Kim Junghyuk, who is in the vanguard of contemporary Korean literature along with writers like Kim Ae-ran, Pyun Hye Young, and Yoon Sunghee, made his debut sixteen years ago. The jacket of his latest book, Embracing with Fake Arms, which won the Dongin Literary Award last year, sports a rather unusual author bio: a listing of his published titles, numbering around thirty short-stories and three novels, and nothing more. Kim is a versatile artist, having tried his hand at a number of roles like magazine reporter, illustrator, and web designer before debuting as a writer, and he’s still very much active as an essayist and podcaster. He once mentioned in an interview that he’s in a constant state of preparation for his writing, and that all this preparation entails is: “Observe, observe, and observe.” He said he enjoys talking to people and likes to note down the impression they make on him and the conversations they share.

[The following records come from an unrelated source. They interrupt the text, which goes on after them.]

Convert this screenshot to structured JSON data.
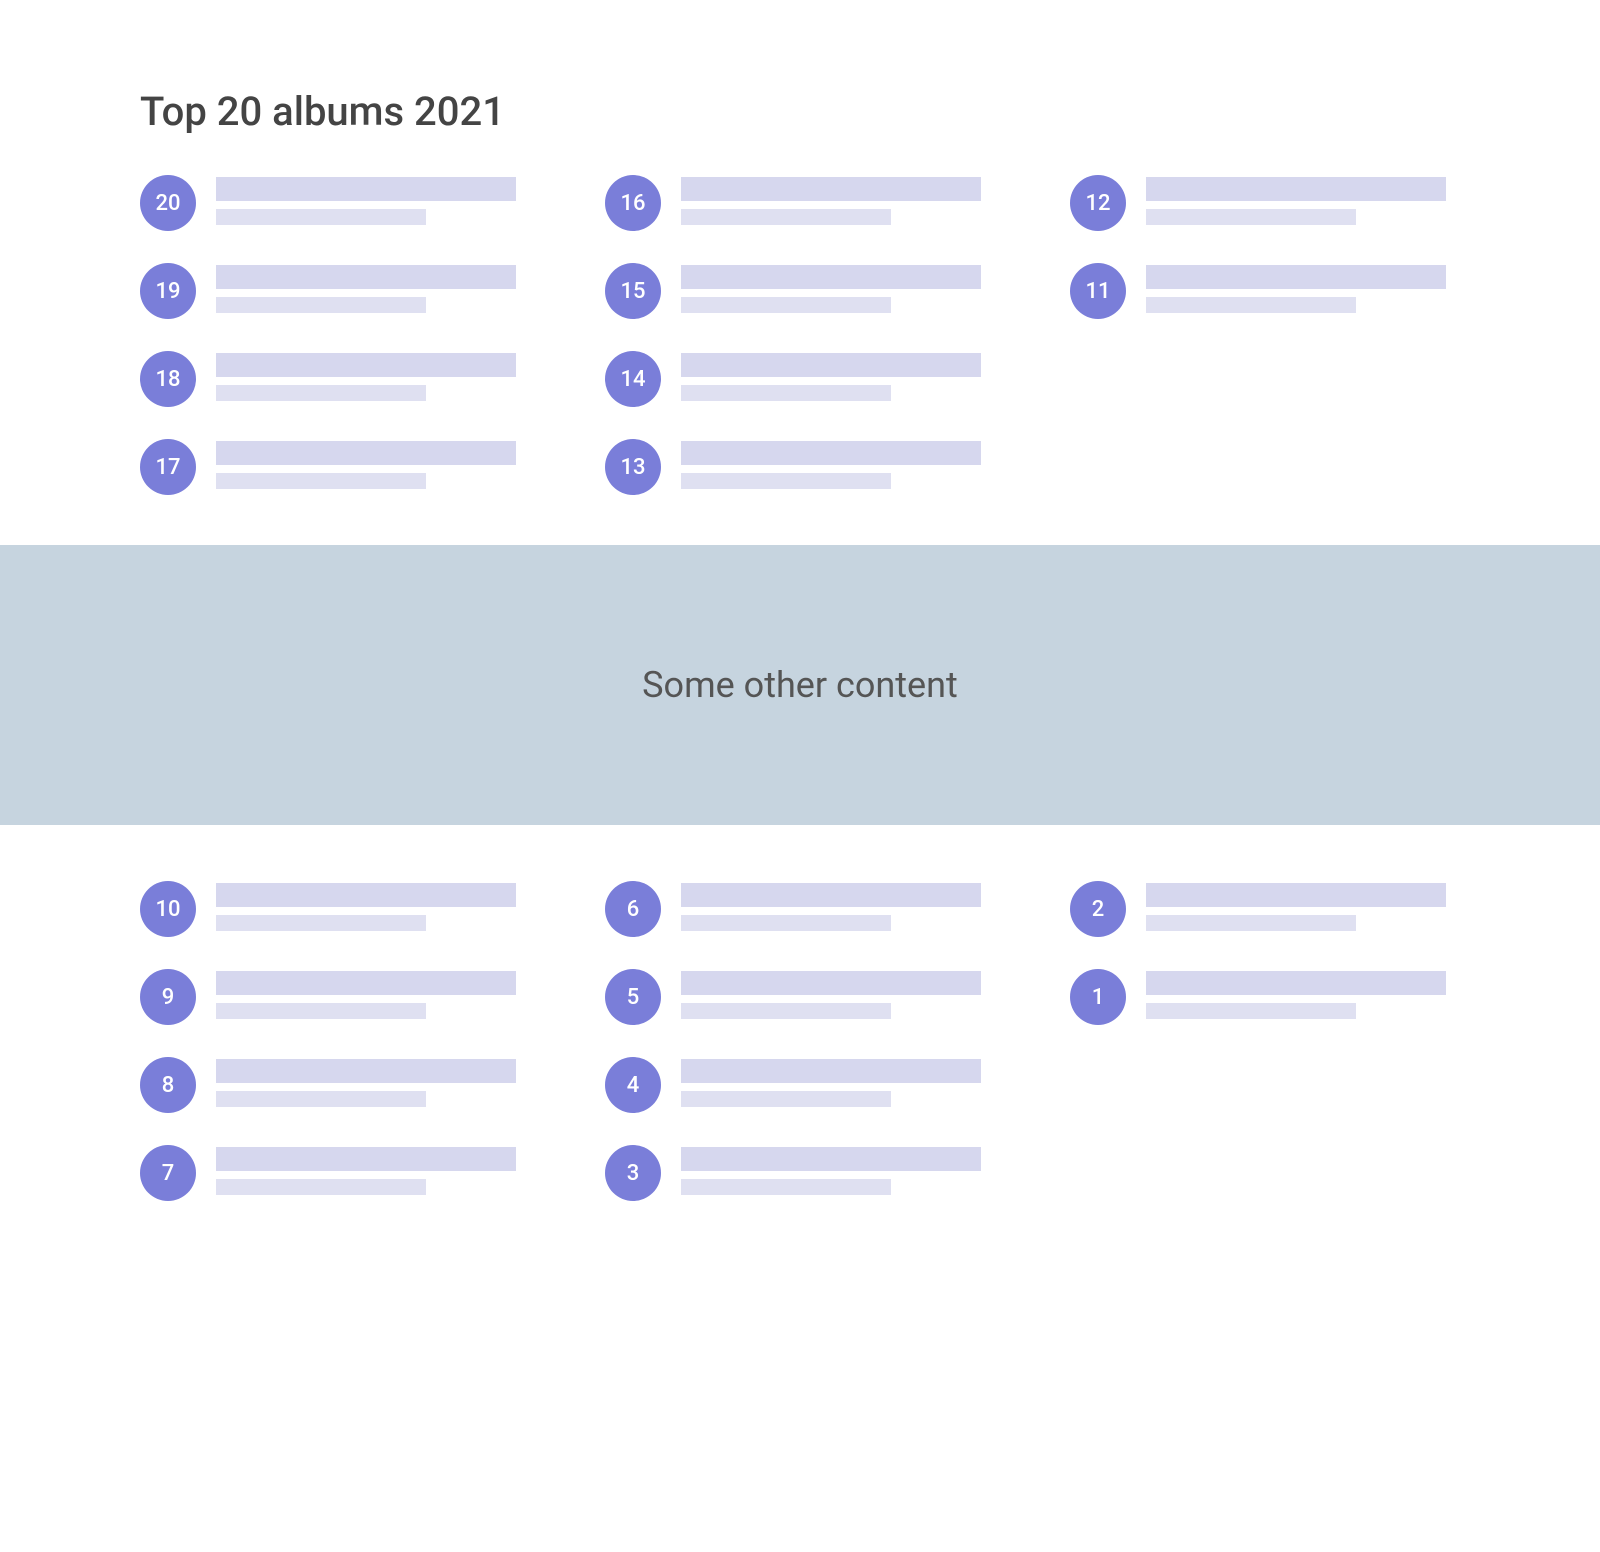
{
  "title": "Top 20 albums 2021",
  "banner": {
    "text": "Some other content"
  },
  "sections": [
    {
      "columns": [
        {
          "ranks": [
            20,
            19,
            18,
            17
          ]
        },
        {
          "ranks": [
            16,
            15,
            14,
            13
          ]
        },
        {
          "ranks": [
            12,
            11
          ]
        }
      ]
    },
    {
      "columns": [
        {
          "ranks": [
            10,
            9,
            8,
            7
          ]
        },
        {
          "ranks": [
            6,
            5,
            4,
            3
          ]
        },
        {
          "ranks": [
            2,
            1
          ]
        }
      ]
    }
  ]
}
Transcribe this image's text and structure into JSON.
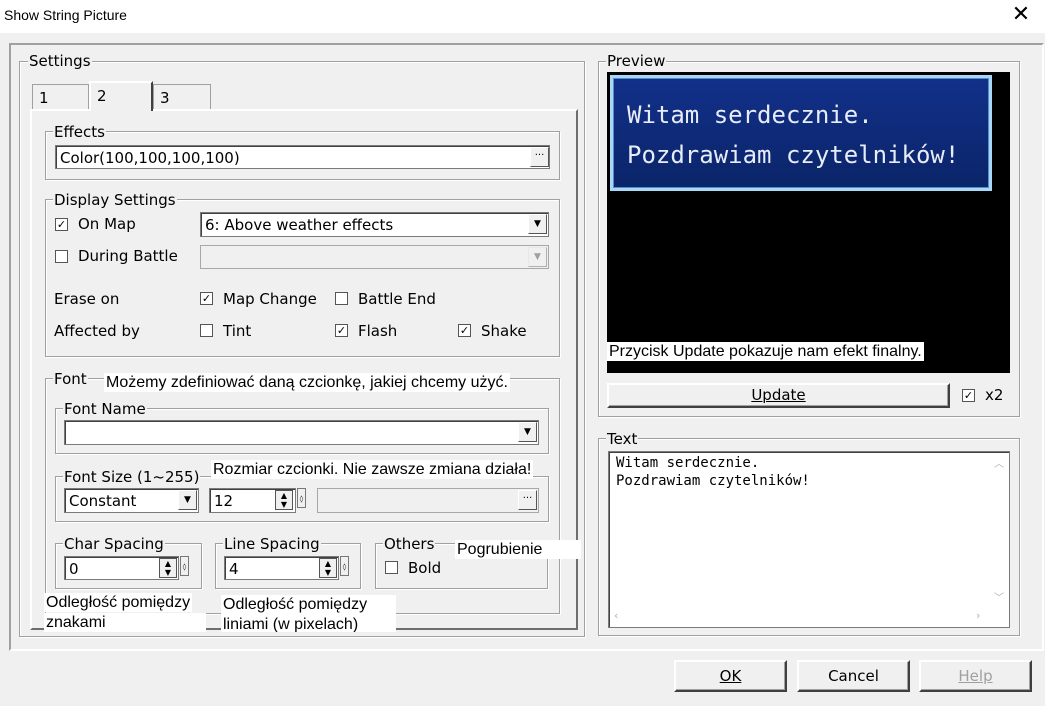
{
  "window": {
    "title": "Show String Picture",
    "close_glyph": "✕"
  },
  "settings": {
    "legend": "Settings",
    "tabs": [
      "1",
      "2",
      "3"
    ],
    "active_tab": "2",
    "effects": {
      "legend": "Effects",
      "value": "Color(100,100,100,100)",
      "ellipsis": "···"
    },
    "display": {
      "legend": "Display Settings",
      "on_map_label": "On Map",
      "on_map_checked": true,
      "on_map_value": "6: Above weather effects",
      "during_battle_label": "During Battle",
      "during_battle_checked": false,
      "during_battle_value": "",
      "erase_on_label": "Erase on",
      "map_change_label": "Map Change",
      "map_change_checked": true,
      "battle_end_label": "Battle End",
      "battle_end_checked": false,
      "affected_by_label": "Affected by",
      "tint_label": "Tint",
      "tint_checked": false,
      "flash_label": "Flash",
      "flash_checked": true,
      "shake_label": "Shake",
      "shake_checked": true
    },
    "font": {
      "legend": "Font",
      "font_name_legend": "Font Name",
      "font_name_value": "",
      "font_size_legend": "Font Size (1~255)",
      "font_size_mode": "Constant",
      "font_size_value": "12",
      "font_size_var": "",
      "char_spacing_legend": "Char Spacing",
      "char_spacing_value": "0",
      "line_spacing_legend": "Line Spacing",
      "line_spacing_value": "4",
      "others_legend": "Others",
      "bold_label": "Bold",
      "bold_checked": false
    }
  },
  "preview": {
    "legend": "Preview",
    "lines": [
      "Witam serdecznie.",
      "Pozdrawiam czytelników!"
    ],
    "update_label": "Update",
    "x2_label": "x2",
    "x2_checked": true
  },
  "text": {
    "legend": "Text",
    "lines": [
      "Witam serdecznie.",
      "Pozdrawiam czytelników!"
    ]
  },
  "buttons": {
    "ok": "OK",
    "cancel": "Cancel",
    "help": "Help"
  },
  "annotations": {
    "font": "Możemy zdefiniować daną czcionkę, jakiej chcemy użyć.",
    "font_size": "Rozmiar czcionki. Nie zawsze zmiana działa!",
    "bold": "Pogrubienie",
    "char_spacing_1": "Odległość pomiędzy",
    "char_spacing_2": "znakami",
    "line_spacing_1": "Odległość pomiędzy",
    "line_spacing_2": "liniami (w pixelach)",
    "update": "Przycisk Update pokazuje nam efekt finalny."
  },
  "colors": {
    "preview_window_bg": "#0d2a78",
    "preview_window_border": "#a8d8f8",
    "preview_text": "#e8ecf8",
    "preview_bg": "#000000"
  }
}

There’s nothing really surprising about his admission that these notes help him breathe new life into his characters, but it gives you an idea of how special the pleasure and gift of practicing the craft of writing is to him, as well as the significance of characters to his novels.

     I’m a devoted reader of Kim’s books but I’ve only met him a couple of times in person-chance encounters at literary gatherings where we happened to share the same table. The impression I formed of him from only this handful of meetings is that he’s a likable guy, perhaps because of his natural affabili...